His/Her Story: The mother of Jewish feminism

In February of 2008, an entire conference was held in Jerusalem that dealt with Bertha Pappenheim.

Ahoti feminist org 521 (photo credit: Lauren Laines)
Ahoti feminist org 521
(photo credit: Lauren Laines)
In February of 2008, an entire conference was held in Jerusalem that dealt with Bertha Pappenheim. It consisted of sessions devoted to different aspects of her life, ranging from social work to German Jewish history to psychoanalysis. While it is no easy task to try to sum up Pappenheim’s life, there is no doubt that it merits serious attention.
In 1859, a third daughter was born in Vienna to a wealthy Hungarian merchant and his wife who had roots in Frankfurt. Bertha felt that her birth was a disappointment to the Pappenheims; her brother’s appearance the following year was a far more joyous event in this religious family. This son was doted upon, although the girls were not exactly neglected. Their formal education was obtained in private (non-Jewish) schools, and private tutors were employed by families of their status. A young lady was expected to complete high school, prepare her trousseau and wed, anticipating a life of leisure.
This option was entirely inappropriate for Pappenheim, the intellectual polyglot, who was nursing her dying father around 1880. The boredom she experienced (and her father’s death) led to psychological problems that were treated by Josef Breuer for two years. He discussed the case, known as that of Anna O., with his colleague, Sigmund Freud; the diagnosis was hysteria. Her therapist noted her strong social consciousness, but Victorian society had no outlets for women with such proclivities. In the following years, Pappenheim slowly recuperated while seeking a means to express herself.
In the 1890s, she began to read the German feminist periodical and to publish short stories and plays using a pseudonym (Paul Berthold). In addition, she published translations of the 18th-century British feminist work A Vindication of the Rights of Women by Mary Wollstonecraft; the 16th-century Bible for women, Tsene-rene; and a collection of medieval folk tales. Other writings include books dealing with women’s education, anti-Semitism, Jewish prostitution and white slavery.
At the same time, she became involved in charity work and organized a nursery school, sewing classes, an orphanage where she served as house mother for 12 years and later as director, and a club, “Care by Women.”
Pappenheim had tremendous vision, planning sophisticated enterprises that included social and employment services to provide less fortunate women and girls with training and jobs.
In 1904, she founded the League of Jewish Women, a national organization modeled after the German Christian women’s organizations. She convinced middle-class women to volunteer in order to enrich their own lives.

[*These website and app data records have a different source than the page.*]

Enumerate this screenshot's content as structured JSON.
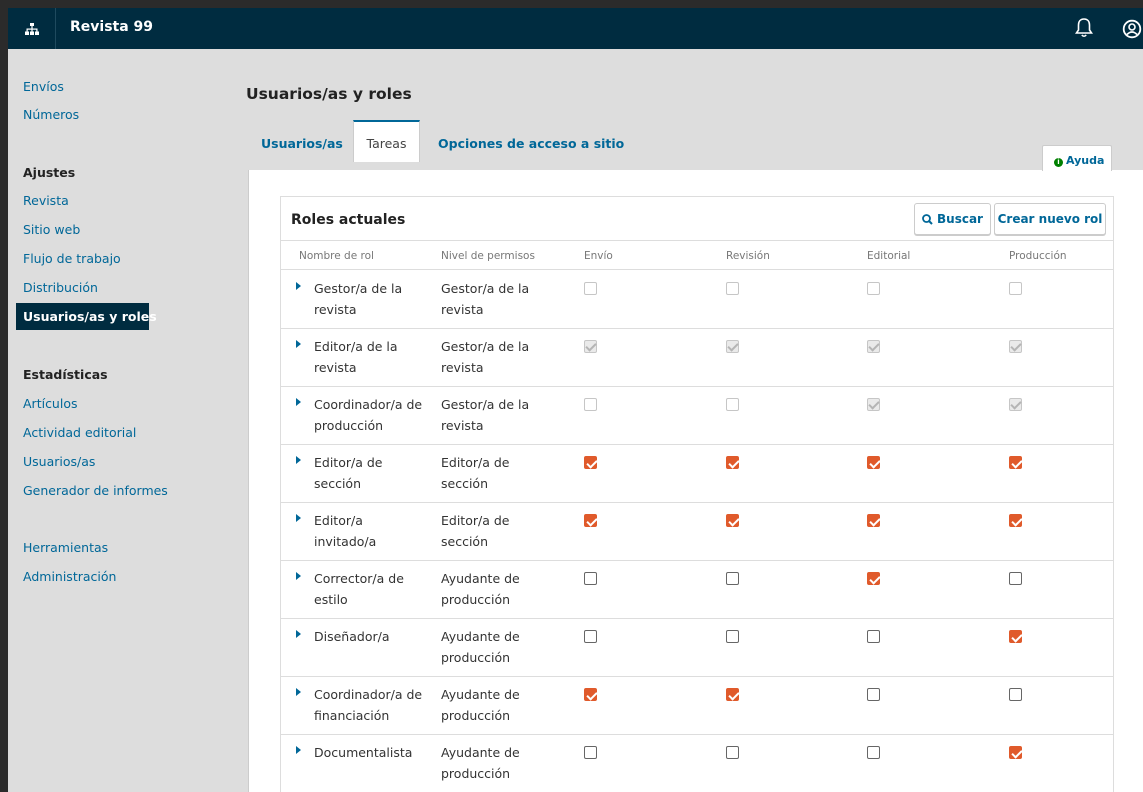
{
  "header": {
    "title": "Revista 99"
  },
  "sidebar": {
    "top_items": [
      "Envíos",
      "Números"
    ],
    "settings_heading": "Ajustes",
    "settings_items": [
      "Revista",
      "Sitio web",
      "Flujo de trabajo",
      "Distribución"
    ],
    "active_item": "Usuarios/as y roles",
    "stats_heading": "Estadísticas",
    "stats_items": [
      "Artículos",
      "Actividad editorial",
      "Usuarios/as",
      "Generador de informes"
    ],
    "bottom_items": [
      "Herramientas",
      "Administración"
    ]
  },
  "page": {
    "title": "Usuarios/as y roles",
    "tabs": [
      "Usuarios/as",
      "Tareas",
      "Opciones de acceso a sitio"
    ],
    "active_tab": "Tareas",
    "help_label": "Ayuda"
  },
  "grid": {
    "title": "Roles actuales",
    "search_label": "Buscar",
    "create_label": "Crear nuevo rol",
    "columns": [
      "Nombre de rol",
      "Nivel de permisos",
      "Envío",
      "Revisión",
      "Editorial",
      "Producción"
    ],
    "rows": [
      {
        "name": "Gestor/a de la revista",
        "level": "Gestor/a de la revista",
        "checks": [
          "off-dis",
          "off-dis",
          "off-dis",
          "off-dis"
        ]
      },
      {
        "name": "Editor/a de la revista",
        "level": "Gestor/a de la revista",
        "checks": [
          "on-dis",
          "on-dis",
          "on-dis",
          "on-dis"
        ]
      },
      {
        "name": "Coordinador/a de producción",
        "level": "Gestor/a de la revista",
        "checks": [
          "off-dis",
          "off-dis",
          "on-dis",
          "on-dis"
        ]
      },
      {
        "name": "Editor/a de sección",
        "level": "Editor/a de sección",
        "checks": [
          "on",
          "on",
          "on",
          "on"
        ]
      },
      {
        "name": "Editor/a invitado/a",
        "level": "Editor/a de sección",
        "checks": [
          "on",
          "on",
          "on",
          "on"
        ]
      },
      {
        "name": "Corrector/a de estilo",
        "level": "Ayudante de producción",
        "checks": [
          "off",
          "off",
          "on",
          "off"
        ]
      },
      {
        "name": "Diseñador/a",
        "level": "Ayudante de producción",
        "checks": [
          "off",
          "off",
          "off",
          "on"
        ]
      },
      {
        "name": "Coordinador/a de financiación",
        "level": "Ayudante de producción",
        "checks": [
          "on",
          "on",
          "off",
          "off"
        ]
      },
      {
        "name": "Documentalista",
        "level": "Ayudante de producción",
        "checks": [
          "off",
          "off",
          "off",
          "on"
        ]
      }
    ]
  },
  "colors": {
    "header_bg": "#002c40",
    "link": "#006798",
    "checked": "#e05a2b"
  }
}
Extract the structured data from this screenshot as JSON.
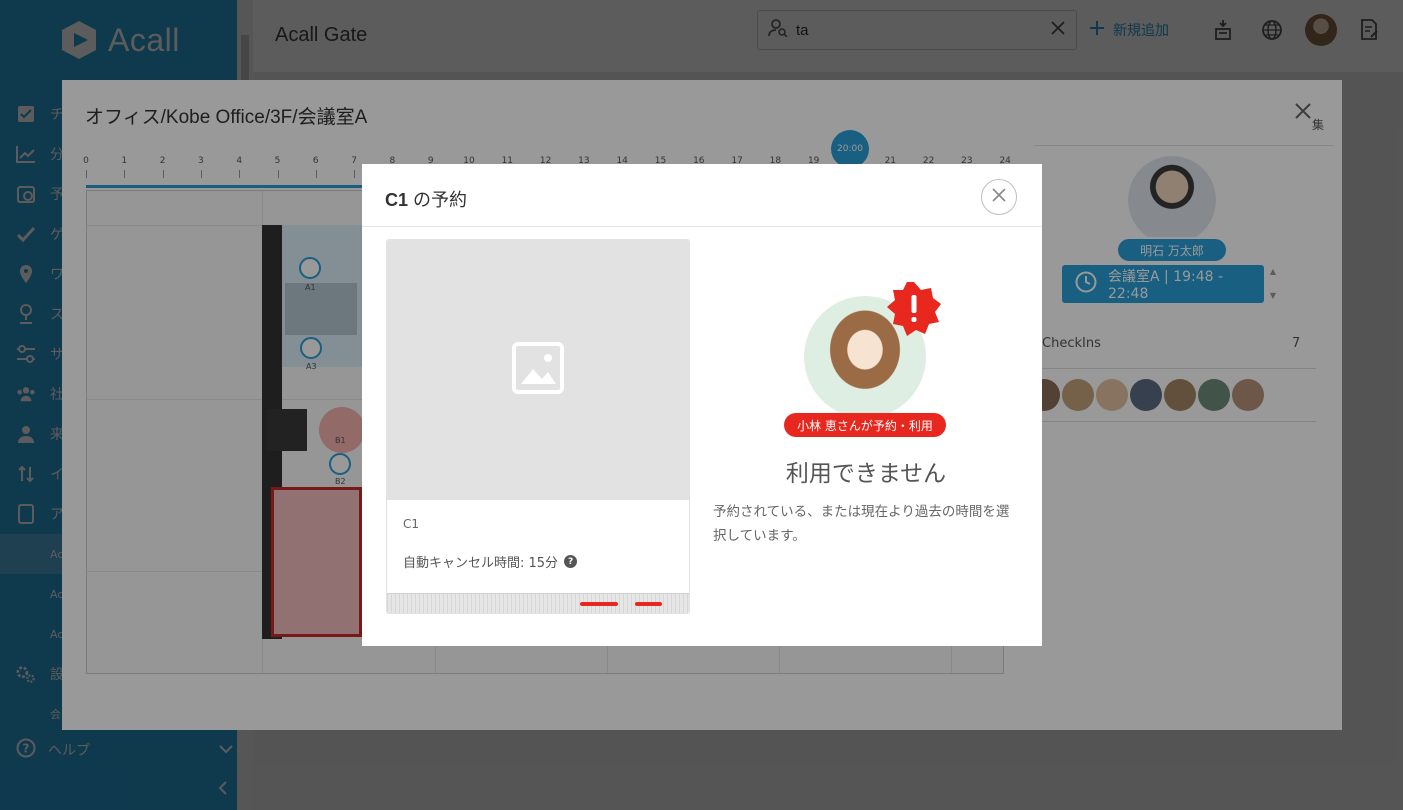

Her charm and charisma attracted numerous bourgeoisie women; by 1914, membership reached 35,000, and the number climbed to 50,000 in the 1920s. She was the group’s leader until 1924 (the Nazis dissolved it in 1938).
As pointed out by Marion Kaplan (see: The Making of the Jewish Middle Class, Oxford, 1991, and her other publications), Pappenheim realized the potential power of organizing women and aimed to awaken a feminist consciousness along with a sense of solidarity.
She engaged in three major campaigns: fighting “white slavery” (aiding unwed mothers, prostitutes and illegitimate children), helping women train for careers and seeking equality for Jewish women in communal affairs. It was no easy feat for her to remain Orthodox while stationed at the forefront of feminism; her organization advocated equal rights for women in religious as well as secular realms.
Illustrating the impression Pappenheim made on German society, the government issued a stamp in her honor.
Although she required time to find her way, she ultimately became a selfless, charitable, idealistic and energetic mover and shaker. A woman lacking a role model for herself actually became one. Despite her unmarried status, she considered the children in the orphanage “her children.” Perhaps it would not have been possible for her to function as she did if she had been married.
Pappenheim had a lovely sense of humor as well, and the idea that she might best be remembered as Anna O. would probably have amused this sophisticated, charming, insightful German Jewish feminist.
The writer is a professor of Jewish history and the dean at the Schechter Institute, as well as academic editor of the journal Nashim. She has published books and articles on Sephardi and Oriental Jewry and on Jewish women.